Plunging Oil Prices Lead to U.S. Refining Boom
- Which Is A Better Pick – Keurig Dr Pepper Stock Or Zoetis?
- Will Bristol Myers Squibb Stock Rebound To Its Pre-Inflation Shock Level of $80?
- At $420, What Are The Risks For Nvidia Stock?
- Should You Pick Starbucks Over 3M Stock For Next Three Years?
- Will Wynn Stock Recover To Pre-Inflation Shock Highs Of $140?
- Will Insulet (PODD) Stock Recover To Its Pre-Inflation Shock Highs of $300?
By Tim Maverick, Commodities Correspondent
Sliding oil prices are generally bad for most companies in the oil and gas industry.
But one segment is loving the current conditions of low oil prices, surging supply, and motivated exporting.
It’s also being boosted by cheap natural gas, which it uses as a power source. I am, of course, talking about refineries – they’re in the midst of a major boom.
U.S. refineries are running at well above 90% of capacity. Refining capacity has reached approximately 17.8 million barrels a day, an increase of 400,000 barrels a day from just two years ago.
John Auers from the energy consultancy, Turner, Mason & Company, said to the Financial Times, “They’re running refineries as hard as they can.”
This war between certain producers has left two refining companies, in particular, sitting in the catbird seat.
Canada vs. Mexico and Venezuela
According to Bloomberg, the heavy oil producers in Canada, Mexico, and Venezuela are battling it out via oil prices.
The latter two countries have traditionally provided Gulf Coast refineries with heavy crude. But Canada, which increased its oil exports to the United States by 63% in the past five years, is now muscling its way in.
This month the new Seaway Pipeline – owned 50/50 by the Canadian Enterprise Product Partners L.P. (EPD) and the American Enbridge (ENB) – will nearly double the amount of heavy crude oil coming to Gulf Coast refineries to almost 400,000 barrels a day.
This heavy crude shipping through the pipeline from Canada will now cost roughly the same as heavy crude shipped via oil tankers from Mexico, thanks to discounts offered by Canadian producers.
In response, Mexico’s state-owned oil company, Pemex, is raising its discount to U.S. buyers to $3.70 a barrel from $0.90 in January. That is the biggest discount rise since August 2013!
But why is Mexico doing this?
Well you see, U.S. refiners can handle heavy crude, while most refiners elsewhere in the world cannot. On the Gulf Coast alone, there are 2.4 million barrels a day of heavy oil refining capacity.
So if Mexico and Venezuela can’t sell their oil here, much of their oil revenues will dry up. Brazil and Saudi Arabia are working on their own large heavy oil refineries, but they’re still several years away from being finished.

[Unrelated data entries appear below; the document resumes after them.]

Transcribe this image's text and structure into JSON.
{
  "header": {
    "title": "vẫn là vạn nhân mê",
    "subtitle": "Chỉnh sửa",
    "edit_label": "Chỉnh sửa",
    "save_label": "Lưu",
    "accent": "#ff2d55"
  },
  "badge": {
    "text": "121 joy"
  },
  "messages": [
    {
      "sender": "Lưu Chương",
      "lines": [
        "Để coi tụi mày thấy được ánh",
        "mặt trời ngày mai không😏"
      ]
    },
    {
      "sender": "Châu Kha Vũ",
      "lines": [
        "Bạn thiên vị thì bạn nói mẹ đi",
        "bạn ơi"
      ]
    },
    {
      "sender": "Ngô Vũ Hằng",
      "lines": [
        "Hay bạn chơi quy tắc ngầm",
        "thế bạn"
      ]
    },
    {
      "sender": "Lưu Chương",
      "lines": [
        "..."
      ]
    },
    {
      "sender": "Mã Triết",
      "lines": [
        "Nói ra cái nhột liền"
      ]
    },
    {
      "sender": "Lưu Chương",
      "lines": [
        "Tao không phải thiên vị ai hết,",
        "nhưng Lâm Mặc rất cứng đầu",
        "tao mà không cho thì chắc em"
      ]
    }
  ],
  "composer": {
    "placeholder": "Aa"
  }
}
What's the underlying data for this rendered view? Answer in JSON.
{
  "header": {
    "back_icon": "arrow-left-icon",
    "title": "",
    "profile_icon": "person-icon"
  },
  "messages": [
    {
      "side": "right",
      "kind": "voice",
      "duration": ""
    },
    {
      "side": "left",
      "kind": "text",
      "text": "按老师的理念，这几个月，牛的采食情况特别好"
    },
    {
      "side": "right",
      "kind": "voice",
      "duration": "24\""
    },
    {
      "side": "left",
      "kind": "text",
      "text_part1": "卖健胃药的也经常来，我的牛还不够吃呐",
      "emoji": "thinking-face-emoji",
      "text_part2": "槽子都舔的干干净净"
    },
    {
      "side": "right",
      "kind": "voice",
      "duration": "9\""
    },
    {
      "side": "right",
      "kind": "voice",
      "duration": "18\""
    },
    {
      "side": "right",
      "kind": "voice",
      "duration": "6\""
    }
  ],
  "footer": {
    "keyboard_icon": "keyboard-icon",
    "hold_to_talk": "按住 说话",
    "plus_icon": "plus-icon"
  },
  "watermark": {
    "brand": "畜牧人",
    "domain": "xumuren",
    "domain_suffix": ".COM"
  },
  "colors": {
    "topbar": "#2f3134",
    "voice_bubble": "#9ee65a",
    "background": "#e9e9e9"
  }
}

The Mexican Institute of Finance Executives said in an interview with El Economista, “Mexico will need to make adjustments to face this new situation (lower prices) in the oil market.”
These adjustments are greatly benefiting the American oil refiners.

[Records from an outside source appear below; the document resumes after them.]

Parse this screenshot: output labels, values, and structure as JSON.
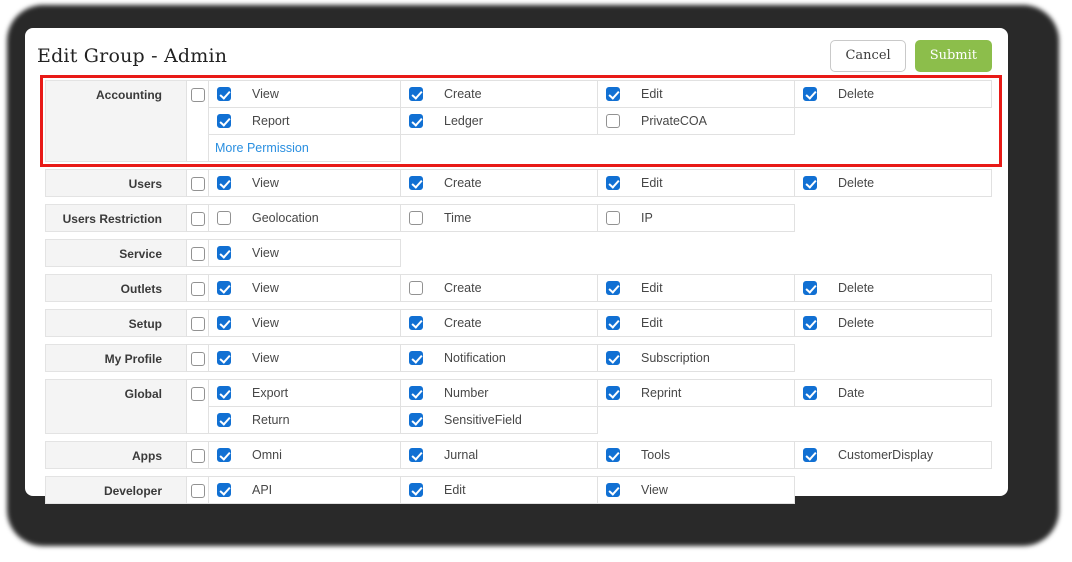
{
  "header": {
    "title": "Edit Group - Admin",
    "cancel_label": "Cancel",
    "submit_label": "Submit"
  },
  "colors": {
    "checkbox_blue": "#1170d3",
    "link_blue": "#2a8fe0",
    "submit_green": "#8cbe4b",
    "annotation_red": "#e81a17",
    "row_label_bg": "#f4f4f4",
    "cell_border": "#e1e1e1"
  },
  "groups": [
    {
      "name": "Accounting",
      "group_checked": false,
      "highlighted": true,
      "lines": [
        [
          {
            "label": "View",
            "checked": true
          },
          {
            "label": "Create",
            "checked": true
          },
          {
            "label": "Edit",
            "checked": true
          },
          {
            "label": "Delete",
            "checked": true
          }
        ],
        [
          {
            "label": "Report",
            "checked": true
          },
          {
            "label": "Ledger",
            "checked": true
          },
          {
            "label": "PrivateCOA",
            "checked": false
          }
        ]
      ],
      "more_link": "More Permission"
    },
    {
      "name": "Users",
      "group_checked": false,
      "highlighted": false,
      "lines": [
        [
          {
            "label": "View",
            "checked": true
          },
          {
            "label": "Create",
            "checked": true
          },
          {
            "label": "Edit",
            "checked": true
          },
          {
            "label": "Delete",
            "checked": true
          }
        ]
      ]
    },
    {
      "name": "Users Restriction",
      "group_checked": false,
      "highlighted": false,
      "lines": [
        [
          {
            "label": "Geolocation",
            "checked": false
          },
          {
            "label": "Time",
            "checked": false
          },
          {
            "label": "IP",
            "checked": false
          }
        ]
      ]
    },
    {
      "name": "Service",
      "group_checked": false,
      "highlighted": false,
      "lines": [
        [
          {
            "label": "View",
            "checked": true
          }
        ]
      ]
    },
    {
      "name": "Outlets",
      "group_checked": false,
      "highlighted": false,
      "lines": [
        [
          {
            "label": "View",
            "checked": true
          },
          {
            "label": "Create",
            "checked": false
          },
          {
            "label": "Edit",
            "checked": true
          },
          {
            "label": "Delete",
            "checked": true
          }
        ]
      ]
    },
    {
      "name": "Setup",
      "group_checked": false,
      "highlighted": false,
      "lines": [
        [
          {
            "label": "View",
            "checked": true
          },
          {
            "label": "Create",
            "checked": true
          },
          {
            "label": "Edit",
            "checked": true
          },
          {
            "label": "Delete",
            "checked": true
          }
        ]
      ]
    },
    {
      "name": "My Profile",
      "group_checked": false,
      "highlighted": false,
      "lines": [
        [
          {
            "label": "View",
            "checked": true
          },
          {
            "label": "Notification",
            "checked": true
          },
          {
            "label": "Subscription",
            "checked": true
          }
        ]
      ]
    },
    {
      "name": "Global",
      "group_checked": false,
      "highlighted": false,
      "lines": [
        [
          {
            "label": "Export",
            "checked": true
          },
          {
            "label": "Number",
            "checked": true
          },
          {
            "label": "Reprint",
            "checked": true
          },
          {
            "label": "Date",
            "checked": true
          }
        ],
        [
          {
            "label": "Return",
            "checked": true
          },
          {
            "label": "SensitiveField",
            "checked": true
          }
        ]
      ]
    },
    {
      "name": "Apps",
      "group_checked": false,
      "highlighted": false,
      "lines": [
        [
          {
            "label": "Omni",
            "checked": true
          },
          {
            "label": "Jurnal",
            "checked": true
          },
          {
            "label": "Tools",
            "checked": true
          },
          {
            "label": "CustomerDisplay",
            "checked": true
          }
        ]
      ]
    },
    {
      "name": "Developer",
      "group_checked": false,
      "highlighted": false,
      "lines": [
        [
          {
            "label": "API",
            "checked": true
          },
          {
            "label": "Edit",
            "checked": true
          },
          {
            "label": "View",
            "checked": true
          }
        ]
      ]
    }
  ]
}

The Two Main Beneficiaries
Two refining companies have spent heavily on the necessary equipment to refine heavy crude, making them poised and ready to process: Valero Energy (VLO), the largest U.S. refining company, and Marathon Petroleum (MPC).
Valero is particularly interesting, having increased its overall refining capacity by 277% between 2000 and 2013. The company also has the 57% of its refining capacity on the Gulf Coast, more than any of its competitors.
In September, Valero began operating a new rail offloading facility at its Port Arthur Refinery, which allows it to obtain cheap Canadian heavy crude without a pipeline. Its overall expansion is continuing, too, with the planned addition of refining units in Houston and Corpus Christi, Texas.
Marathon also has projects in the works to make it easier to get heavy crude from Canada to its refining facilities.
It’s contemplating reversing the flow of the Calpine pipeline system – owned by MPC, BP (BP), and Plains All American Pipeline L.P. (PAA) – in 2016 from Louisiana to the Midwest, repurposing it to bring heavy oil from Alberta to its Gulf Coast refineries.
Approximately 1.2 million barrels a day of Canadian crude could be shipped via this pipeline to the Gulf Coast.
In general, both companies continue to look at more ways to leverage the price war between Canada and Mexico. In the carnage that is the energy sector, these two companies stand to benefit greatly.
And “the chase” continues,